Teacher’s pet: diving into teacher-student relationships


Alex Hanks

If you’ve ever seen the cliché MTV shows about high school and college life, odds are you have seen depictions of teacher-student relationships. Society has created a culture that fantasizes these relationships and some of you reading this may have even had a teacher you wanted to be with, physically or romantically.

In May of 2018, President Eighmy issued a statement regarding the policy for consensual professor and student relationships.
“The policy is fundamental to avoiding any real or perceived conflicts of interest, power differentials and potential emotional distress for all those involved. It also reinforces our zero-tolerance approach to sexual misconduct of any kind,” Eighmy said.

While UTSA has a policy denouncing and prohibiting these types of relationships, it doesn’t mean these relationships don’t occur. Some campuses are much more lenient and open to these relationships. Whether a relationship with a professor is allowed or not, you can’t deny that these relationships are just plain weird.

In my opinion, the power dynamic between a professor who has more professional and life experience than a student can result in control and manipulation. It allows the professor to be in control because “they know more than you do.” They can use their life experience as a tool to put the student into submission, making them feel inferior and dependent on them. This unbalanced power dynamic can possibly lead to continuous patterns of mental manipulation and abuse.
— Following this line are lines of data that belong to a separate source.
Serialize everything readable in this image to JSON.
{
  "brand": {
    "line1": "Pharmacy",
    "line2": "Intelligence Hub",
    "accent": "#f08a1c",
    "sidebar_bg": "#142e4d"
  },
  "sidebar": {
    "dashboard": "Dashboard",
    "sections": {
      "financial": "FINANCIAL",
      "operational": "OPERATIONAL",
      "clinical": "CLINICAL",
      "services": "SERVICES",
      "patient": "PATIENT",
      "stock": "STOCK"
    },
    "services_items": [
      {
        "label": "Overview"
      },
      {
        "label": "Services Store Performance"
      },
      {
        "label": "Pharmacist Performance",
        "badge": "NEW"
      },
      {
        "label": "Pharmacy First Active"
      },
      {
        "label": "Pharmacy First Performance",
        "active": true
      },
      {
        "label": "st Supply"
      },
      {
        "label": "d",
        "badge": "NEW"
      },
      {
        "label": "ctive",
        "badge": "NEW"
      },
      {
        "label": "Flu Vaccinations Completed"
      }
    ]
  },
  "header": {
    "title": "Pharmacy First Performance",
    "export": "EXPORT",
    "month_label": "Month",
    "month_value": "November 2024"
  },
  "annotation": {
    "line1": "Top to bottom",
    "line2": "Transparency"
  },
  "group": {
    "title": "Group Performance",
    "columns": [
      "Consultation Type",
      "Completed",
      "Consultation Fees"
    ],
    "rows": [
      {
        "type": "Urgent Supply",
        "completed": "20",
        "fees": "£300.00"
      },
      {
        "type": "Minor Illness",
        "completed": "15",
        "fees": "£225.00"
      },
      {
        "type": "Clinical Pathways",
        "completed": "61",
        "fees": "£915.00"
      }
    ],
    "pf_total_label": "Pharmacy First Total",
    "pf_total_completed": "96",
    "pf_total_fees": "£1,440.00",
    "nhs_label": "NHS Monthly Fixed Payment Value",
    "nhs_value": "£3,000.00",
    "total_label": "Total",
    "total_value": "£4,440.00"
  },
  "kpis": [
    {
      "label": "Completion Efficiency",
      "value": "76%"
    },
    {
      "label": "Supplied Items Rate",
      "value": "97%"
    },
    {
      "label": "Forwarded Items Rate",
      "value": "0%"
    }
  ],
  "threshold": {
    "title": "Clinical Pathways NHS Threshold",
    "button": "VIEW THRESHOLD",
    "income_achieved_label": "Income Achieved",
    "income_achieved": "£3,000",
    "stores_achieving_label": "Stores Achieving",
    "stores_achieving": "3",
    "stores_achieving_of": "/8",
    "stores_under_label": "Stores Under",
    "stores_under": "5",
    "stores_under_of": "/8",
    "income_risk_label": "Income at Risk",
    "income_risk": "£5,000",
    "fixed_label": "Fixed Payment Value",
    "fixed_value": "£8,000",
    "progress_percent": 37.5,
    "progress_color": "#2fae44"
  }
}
Also, consider the large and inevitable age difference between the two individuals. Why would a professor want someone who is most likely a decade or more younger? The two parties are bound to have vastly different interests. While you may want to be at the second leg of the Travis Scott tour, your professor/lover may want to stay in and watch documentaries. (Nothing wrong with documentaries, just an analogy.) The professor and student are on two completely different pages.

As college students, most of us are in stressful environments, living in a constant cesspool of anxiety, waking up to something new to stress about. We live in a state of chaos, and it is not unusual for us to seek a sense of security and stability. Yet, nobody should be seeking this stability from their professors, period. An emotional relationship can potentially be just as destructive as a physical one.

Yet even a “no strings attached” relationship has an abundance of strings attached. The “thrill of getting caught” isn’t necessarily a thrill when the odds of you not getting caught are slim. There are strings attached when you inevitably brag to your friends about hooking up with a professor. Whether it is a real relationship, or a fling, the ramifications and the magnitude of the consequences outweighs the “thrill” by a mile.

With Instagram and Twitter becoming an extension of ourselves, we as students are more accessible than ever. If you’re scrolling through the gram and get a notification that’s a message from your professor, simply ignore it. Absolutely nothing good can come of it. While consent is always key, even a consensual relationship with a professor can lead to unneeded hardship. Worry about graduating, worry about your career, worry about literally anything but the ramifications of what will happen when you inevitably get caught dating your professor.